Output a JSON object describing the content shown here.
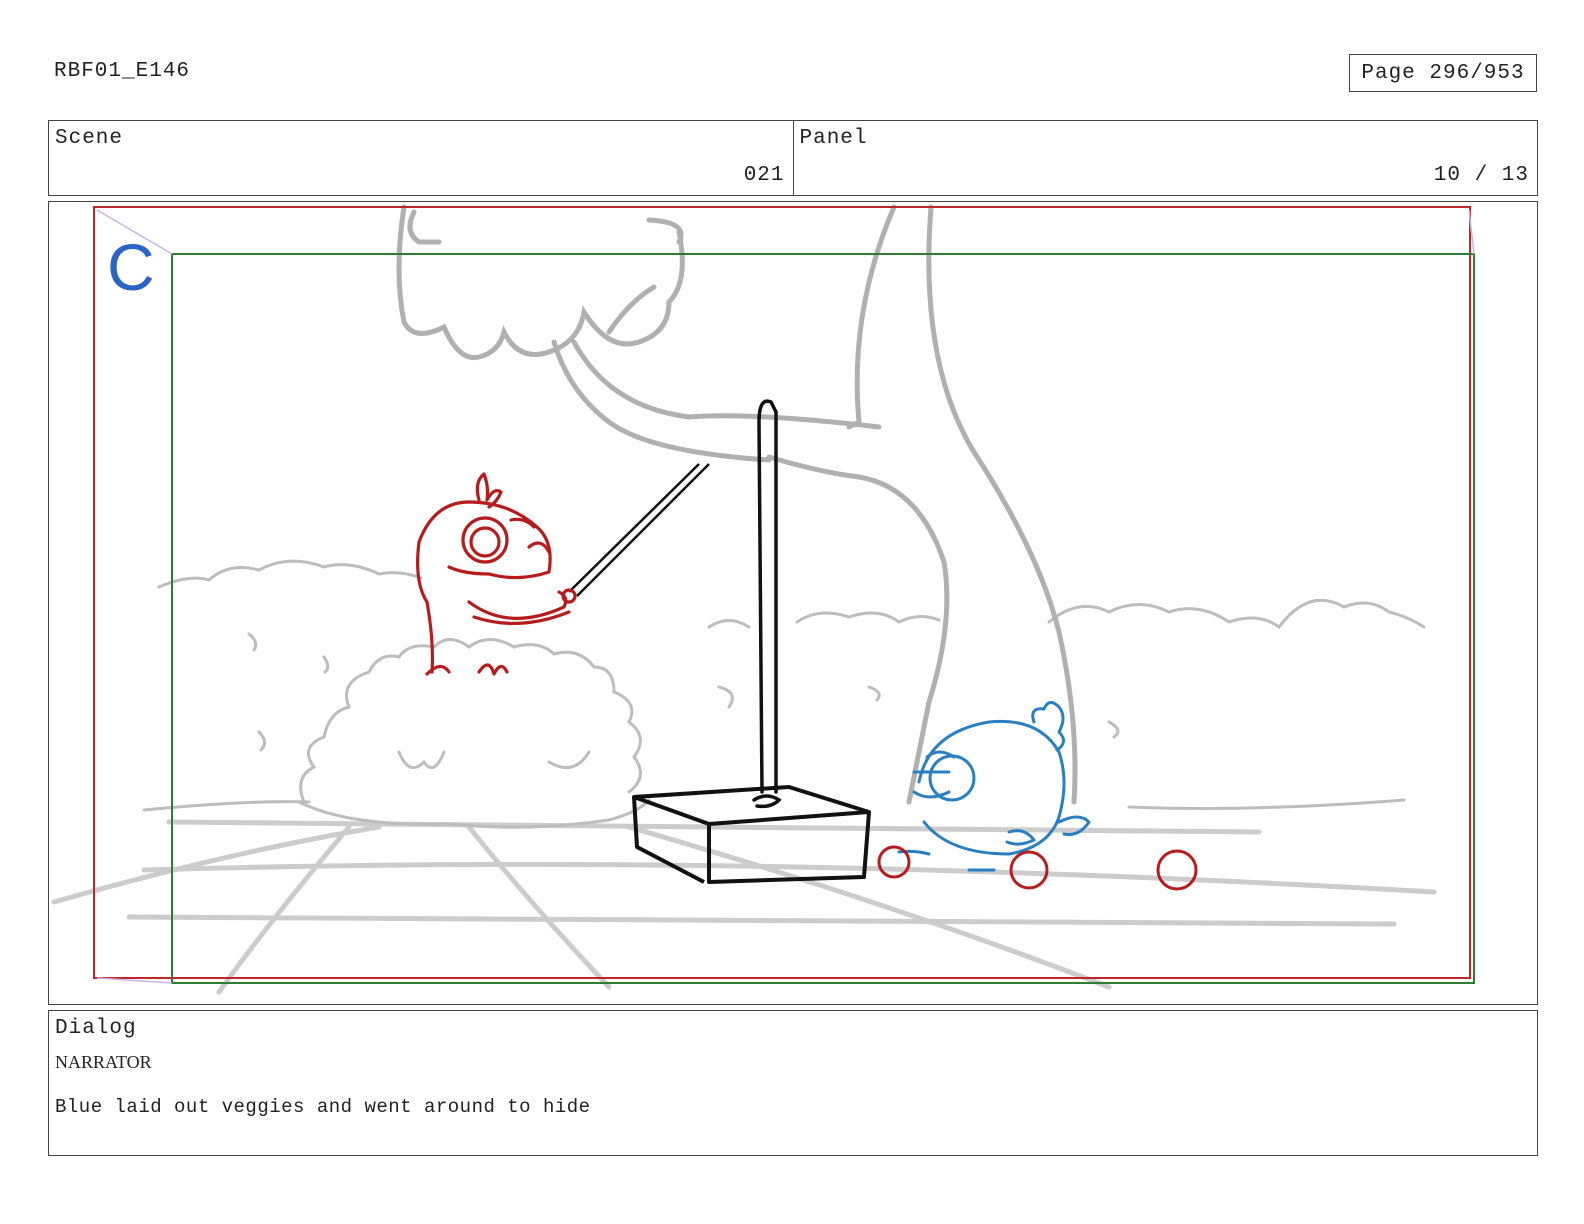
{
  "header": {
    "project": "RBF01_E146",
    "page": "Page 296/953"
  },
  "info": {
    "scene_label": "Scene",
    "scene_value": "021",
    "panel_label": "Panel",
    "panel_value": "10 / 13"
  },
  "frame": {
    "camera_marker": "C",
    "colors": {
      "action_safe": "#c0262b",
      "title_safe": "#2e7d32",
      "camera_marker": "#2b65c4",
      "red_character": "#b71c1c",
      "blue_character": "#2a7fc0",
      "background_lines": "#b3b3b3",
      "prop_lines": "#111111"
    }
  },
  "dialog": {
    "label": "Dialog",
    "speaker": "NARRATOR",
    "line": "Blue laid out veggies and went around to hide"
  }
}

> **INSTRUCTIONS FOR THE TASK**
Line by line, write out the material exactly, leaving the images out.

> **WRITTEN RESPONSE**
Output a JSON object describing the content shown here.
{
  "header": {
    "project": "RBF01_E146",
    "page": "Page 296/953"
  },
  "info": {
    "scene_label": "Scene",
    "scene_value": "021",
    "panel_label": "Panel",
    "panel_value": "10 / 13"
  },
  "frame": {
    "camera_marker": "C",
    "colors": {
      "action_safe": "#c0262b",
      "title_safe": "#2e7d32",
      "camera_marker": "#2b65c4",
      "red_character": "#b71c1c",
      "blue_character": "#2a7fc0",
      "background_lines": "#b3b3b3",
      "prop_lines": "#111111"
    }
  },
  "dialog": {
    "label": "Dialog",
    "speaker": "NARRATOR",
    "line": "Blue laid out veggies and went around to hide"
  }
}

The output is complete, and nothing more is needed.